### Task to complete
Nothing but a number should be given: how many lines in the entries below include the string "limit".

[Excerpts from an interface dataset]
+++

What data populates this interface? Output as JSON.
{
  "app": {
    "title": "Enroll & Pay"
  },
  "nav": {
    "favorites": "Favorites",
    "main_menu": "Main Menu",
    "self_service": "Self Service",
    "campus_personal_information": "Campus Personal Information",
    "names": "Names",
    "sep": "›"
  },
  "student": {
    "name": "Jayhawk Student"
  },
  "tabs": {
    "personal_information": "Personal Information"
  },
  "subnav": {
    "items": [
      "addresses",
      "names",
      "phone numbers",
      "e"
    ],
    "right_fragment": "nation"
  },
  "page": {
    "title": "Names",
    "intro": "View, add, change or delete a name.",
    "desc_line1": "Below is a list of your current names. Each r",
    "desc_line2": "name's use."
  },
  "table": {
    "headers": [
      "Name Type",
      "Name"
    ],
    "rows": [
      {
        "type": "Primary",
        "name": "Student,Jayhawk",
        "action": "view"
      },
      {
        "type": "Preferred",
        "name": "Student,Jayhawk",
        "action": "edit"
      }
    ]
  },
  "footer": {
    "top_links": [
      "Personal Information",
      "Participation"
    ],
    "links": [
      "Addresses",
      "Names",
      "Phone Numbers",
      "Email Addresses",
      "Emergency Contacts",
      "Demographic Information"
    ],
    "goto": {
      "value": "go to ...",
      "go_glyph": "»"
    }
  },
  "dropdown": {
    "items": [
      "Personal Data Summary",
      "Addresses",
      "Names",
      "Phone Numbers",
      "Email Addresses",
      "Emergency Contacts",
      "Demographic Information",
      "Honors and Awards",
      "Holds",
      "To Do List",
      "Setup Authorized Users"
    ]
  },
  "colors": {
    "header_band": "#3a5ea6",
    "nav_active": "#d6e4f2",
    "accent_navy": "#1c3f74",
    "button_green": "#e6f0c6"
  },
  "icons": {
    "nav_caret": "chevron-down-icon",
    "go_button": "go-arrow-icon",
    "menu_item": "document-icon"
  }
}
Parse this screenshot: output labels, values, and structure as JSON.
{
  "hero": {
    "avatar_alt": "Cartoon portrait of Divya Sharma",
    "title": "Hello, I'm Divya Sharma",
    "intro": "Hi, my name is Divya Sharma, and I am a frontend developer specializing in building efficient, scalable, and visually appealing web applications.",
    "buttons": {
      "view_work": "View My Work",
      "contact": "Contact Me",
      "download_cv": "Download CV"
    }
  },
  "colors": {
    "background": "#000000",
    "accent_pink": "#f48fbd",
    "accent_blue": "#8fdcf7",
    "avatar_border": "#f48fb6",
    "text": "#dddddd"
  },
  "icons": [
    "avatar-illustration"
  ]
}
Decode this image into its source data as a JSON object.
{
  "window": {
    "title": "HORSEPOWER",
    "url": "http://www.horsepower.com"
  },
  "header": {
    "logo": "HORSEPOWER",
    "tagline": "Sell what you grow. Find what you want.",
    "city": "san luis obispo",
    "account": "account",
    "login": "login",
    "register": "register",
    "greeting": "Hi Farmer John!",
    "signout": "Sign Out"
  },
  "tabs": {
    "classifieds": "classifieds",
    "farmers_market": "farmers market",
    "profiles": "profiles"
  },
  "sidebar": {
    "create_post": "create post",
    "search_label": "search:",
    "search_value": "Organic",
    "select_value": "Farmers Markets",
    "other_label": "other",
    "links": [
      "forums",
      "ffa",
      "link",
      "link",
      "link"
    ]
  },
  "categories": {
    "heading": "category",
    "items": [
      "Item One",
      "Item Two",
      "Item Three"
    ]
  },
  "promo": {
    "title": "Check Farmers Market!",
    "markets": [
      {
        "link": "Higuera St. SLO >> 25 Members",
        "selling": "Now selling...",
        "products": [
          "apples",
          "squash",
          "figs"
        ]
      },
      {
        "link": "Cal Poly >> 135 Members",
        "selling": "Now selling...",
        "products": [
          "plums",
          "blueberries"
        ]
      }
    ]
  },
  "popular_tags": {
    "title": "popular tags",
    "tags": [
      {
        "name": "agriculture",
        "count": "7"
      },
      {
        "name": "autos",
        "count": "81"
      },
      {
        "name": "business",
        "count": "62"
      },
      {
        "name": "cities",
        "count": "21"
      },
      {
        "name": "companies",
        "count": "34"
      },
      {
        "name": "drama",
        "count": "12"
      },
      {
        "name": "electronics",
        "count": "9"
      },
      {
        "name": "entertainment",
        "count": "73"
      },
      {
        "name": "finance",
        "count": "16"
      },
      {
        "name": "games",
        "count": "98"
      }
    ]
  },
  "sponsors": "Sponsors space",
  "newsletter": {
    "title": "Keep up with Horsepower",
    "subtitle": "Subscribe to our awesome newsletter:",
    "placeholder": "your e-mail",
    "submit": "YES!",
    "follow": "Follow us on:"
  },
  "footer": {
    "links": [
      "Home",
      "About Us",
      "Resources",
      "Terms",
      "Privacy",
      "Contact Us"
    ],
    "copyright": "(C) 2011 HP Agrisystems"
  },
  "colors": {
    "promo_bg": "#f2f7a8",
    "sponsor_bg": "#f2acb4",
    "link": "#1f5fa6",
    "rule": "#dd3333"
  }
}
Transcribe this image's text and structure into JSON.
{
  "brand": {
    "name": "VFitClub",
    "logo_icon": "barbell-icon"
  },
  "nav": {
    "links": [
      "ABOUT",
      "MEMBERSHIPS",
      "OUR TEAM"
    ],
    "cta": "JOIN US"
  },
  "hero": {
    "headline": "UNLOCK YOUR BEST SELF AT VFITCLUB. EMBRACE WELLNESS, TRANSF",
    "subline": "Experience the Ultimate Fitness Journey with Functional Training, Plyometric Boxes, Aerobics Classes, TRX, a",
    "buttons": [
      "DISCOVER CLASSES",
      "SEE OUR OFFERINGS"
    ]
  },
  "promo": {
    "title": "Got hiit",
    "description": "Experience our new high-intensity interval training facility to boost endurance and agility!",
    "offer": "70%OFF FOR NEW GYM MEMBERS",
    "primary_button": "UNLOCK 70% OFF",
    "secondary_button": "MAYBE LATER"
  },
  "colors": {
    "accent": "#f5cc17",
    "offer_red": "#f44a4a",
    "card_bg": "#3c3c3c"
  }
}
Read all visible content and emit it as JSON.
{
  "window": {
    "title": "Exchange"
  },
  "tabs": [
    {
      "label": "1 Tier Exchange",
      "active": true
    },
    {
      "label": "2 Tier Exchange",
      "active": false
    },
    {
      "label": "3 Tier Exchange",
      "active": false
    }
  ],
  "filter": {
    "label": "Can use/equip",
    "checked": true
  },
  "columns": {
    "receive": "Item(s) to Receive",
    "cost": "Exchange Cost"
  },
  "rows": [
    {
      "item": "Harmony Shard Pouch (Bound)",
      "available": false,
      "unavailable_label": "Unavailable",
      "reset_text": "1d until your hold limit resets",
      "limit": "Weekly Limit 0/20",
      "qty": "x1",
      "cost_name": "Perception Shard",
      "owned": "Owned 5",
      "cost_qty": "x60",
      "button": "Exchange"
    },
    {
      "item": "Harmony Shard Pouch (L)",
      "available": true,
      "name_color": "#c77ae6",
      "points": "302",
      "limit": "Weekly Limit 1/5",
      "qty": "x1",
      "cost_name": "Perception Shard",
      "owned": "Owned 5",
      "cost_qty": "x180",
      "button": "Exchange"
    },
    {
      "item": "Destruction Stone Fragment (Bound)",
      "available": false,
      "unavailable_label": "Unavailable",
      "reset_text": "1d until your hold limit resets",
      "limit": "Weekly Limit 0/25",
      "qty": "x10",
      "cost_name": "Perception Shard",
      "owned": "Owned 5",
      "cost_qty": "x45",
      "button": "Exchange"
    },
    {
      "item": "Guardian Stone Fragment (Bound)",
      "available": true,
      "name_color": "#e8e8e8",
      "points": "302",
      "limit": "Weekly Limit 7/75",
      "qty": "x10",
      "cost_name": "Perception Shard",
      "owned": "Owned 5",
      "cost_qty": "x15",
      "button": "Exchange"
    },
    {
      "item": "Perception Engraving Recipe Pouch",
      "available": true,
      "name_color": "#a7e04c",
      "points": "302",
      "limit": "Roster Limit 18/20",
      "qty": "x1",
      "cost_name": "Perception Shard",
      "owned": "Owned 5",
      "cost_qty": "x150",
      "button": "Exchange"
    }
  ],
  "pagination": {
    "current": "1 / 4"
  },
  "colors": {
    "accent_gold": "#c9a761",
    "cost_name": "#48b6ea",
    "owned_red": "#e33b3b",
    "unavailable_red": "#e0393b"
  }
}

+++

### Output
7